In light of subsequent developments involving Jaffer, of course, these ads took on a quality of unintended hilarity – though, in fairness, they called for laws that are tough on dealers who sell drugs to school kids, not to Conservative MPs.
Regardless, Canadian politics are supposed to be competitive, and Jaffer – with his reputation as "Canada's laziest MP" well established in the community -- made it easy for the opposition to compete.
Now we are starting to see the outline of the effort well-financed Conservatives are prepared to put into knocking off Alberta's only opposition member. It turns out Conservative riding associations in Calgary are trucking cash north to Duncan’s new opponent, Ryan Hastman, a 30-year-old insider from the Prime Minister's Office, carefully selected to appeal to the university-area riding's demographics.

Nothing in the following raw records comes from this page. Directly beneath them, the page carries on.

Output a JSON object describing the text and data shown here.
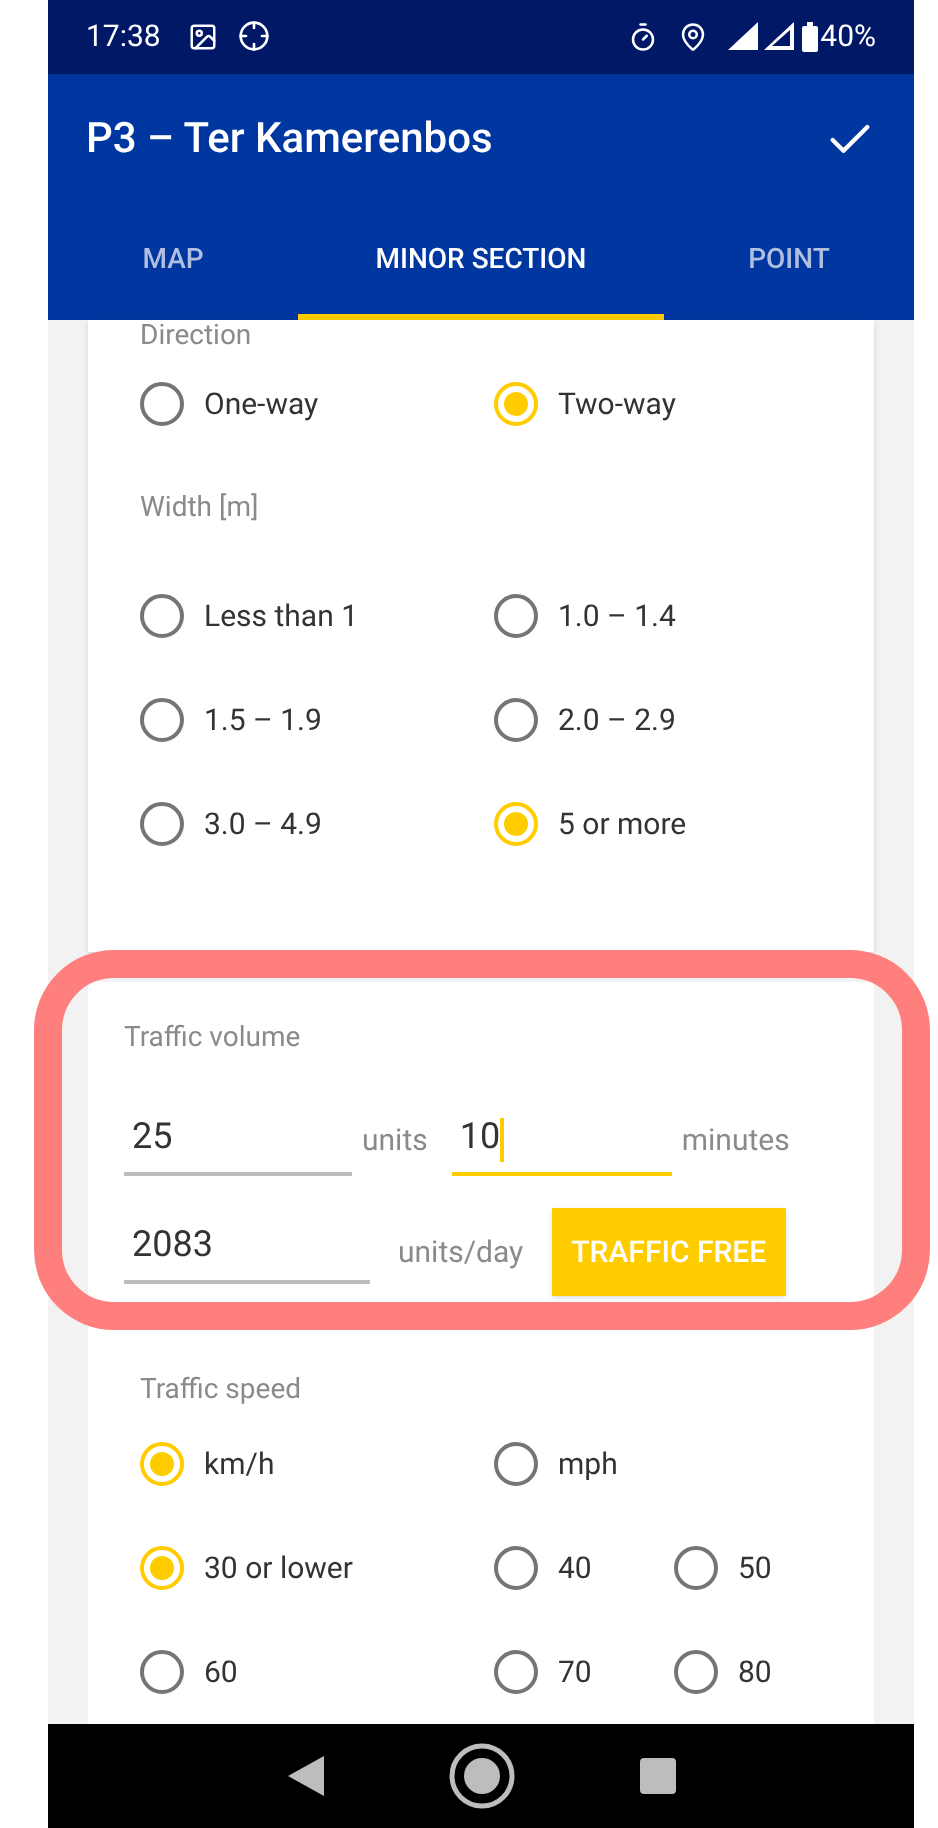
{
  "status_bar": {
    "time": "17:38",
    "battery": "40%"
  },
  "app_bar": {
    "title": "P3 – Ter Kamerenbos"
  },
  "tabs": [
    {
      "label": "MAP",
      "selected": false
    },
    {
      "label": "MINOR SECTION",
      "selected": true
    },
    {
      "label": "POINT",
      "selected": false
    }
  ],
  "direction": {
    "label": "Direction",
    "options": [
      {
        "label": "One-way",
        "selected": false
      },
      {
        "label": "Two-way",
        "selected": true
      }
    ]
  },
  "width": {
    "label": "Width [m]",
    "options": [
      {
        "label": "Less than 1",
        "selected": false
      },
      {
        "label": "1.0 – 1.4",
        "selected": false
      },
      {
        "label": "1.5 – 1.9",
        "selected": false
      },
      {
        "label": "2.0 – 2.9",
        "selected": false
      },
      {
        "label": "3.0 – 4.9",
        "selected": false
      },
      {
        "label": "5 or more",
        "selected": true
      }
    ]
  },
  "traffic_volume": {
    "label": "Traffic volume",
    "count": {
      "value": "25",
      "unit": "units",
      "focused": false
    },
    "period": {
      "value": "10",
      "unit": "minutes",
      "focused": true
    },
    "daily": {
      "value": "2083",
      "unit": "units/day",
      "focused": false
    },
    "button": "TRAFFIC FREE"
  },
  "traffic_speed": {
    "label": "Traffic speed",
    "units": [
      {
        "label": "km/h",
        "selected": true
      },
      {
        "label": "mph",
        "selected": false
      }
    ],
    "speeds": [
      {
        "label": "30 or lower",
        "selected": true
      },
      {
        "label": "40",
        "selected": false
      },
      {
        "label": "50",
        "selected": false
      },
      {
        "label": "60",
        "selected": false
      },
      {
        "label": "70",
        "selected": false
      },
      {
        "label": "80",
        "selected": false
      }
    ]
  }
}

Conservative-held ridings in Calgary -- and that would be all of them -- have plenty of cash because (a) there's lots of Conservative money in that well-oiled town, and (b) Calgarians can be counted on to vote Conservative no matter what. Indeed, it's said that if the Conservatives dropped an atomic bomb on Cowtown, the survivors would crawl out of the rubble and vote Conservative.
This means Conservative candidates in Calgary who don't need all the money they collect from that city's robotic voters have plenty left over to ship to their fellows in ridings where there's actually some opposition. This practice is entirely legal, the local press took pains to assure its readers.
So, just for starters, look for expensive Conservative advertising in the riding to start early -- well before campaign laws grind into action -- and take a low, low road. Under the circumstances, however, the ads won’t necessarily go anywhere near drug policy.
Duncan can also assume her invitations to events involving the spending of tax dollars will continue to go missing. Leastways, when federal Public Works Minister Rona Ambrose popped into the riding with a cheque for $14.8 million made out to the University of Alberta, it was Hastman who was invited, not the area's elected MP. And when loot gets handed out for neighbourhood improvements, it’s the unelected Hastman who does the handing!
For her part, Duncan -- genteel and civil by nature -- is going to need to take off the gloves if she is to survive this kind of sleaze. "Good for him, he's working hard … I'm touched that I merit this attention," is not the right response for what's coming.
To paraphrase the Bard, the Retort Courteous, even the Quip Modest, is not going to cut it with these guys. The Radio Ad Quarrelsome might work.
Moreover, in addition to some plain talk, New Democrats and others elsewhere in Canada should be thinking about sending cash of their own to Duncan’s campaign. Don't think of it as a lonely NDP outpost in benighted Alberta -- think of it as a vital, defensible bastion against the nightmare of a Conservative majority!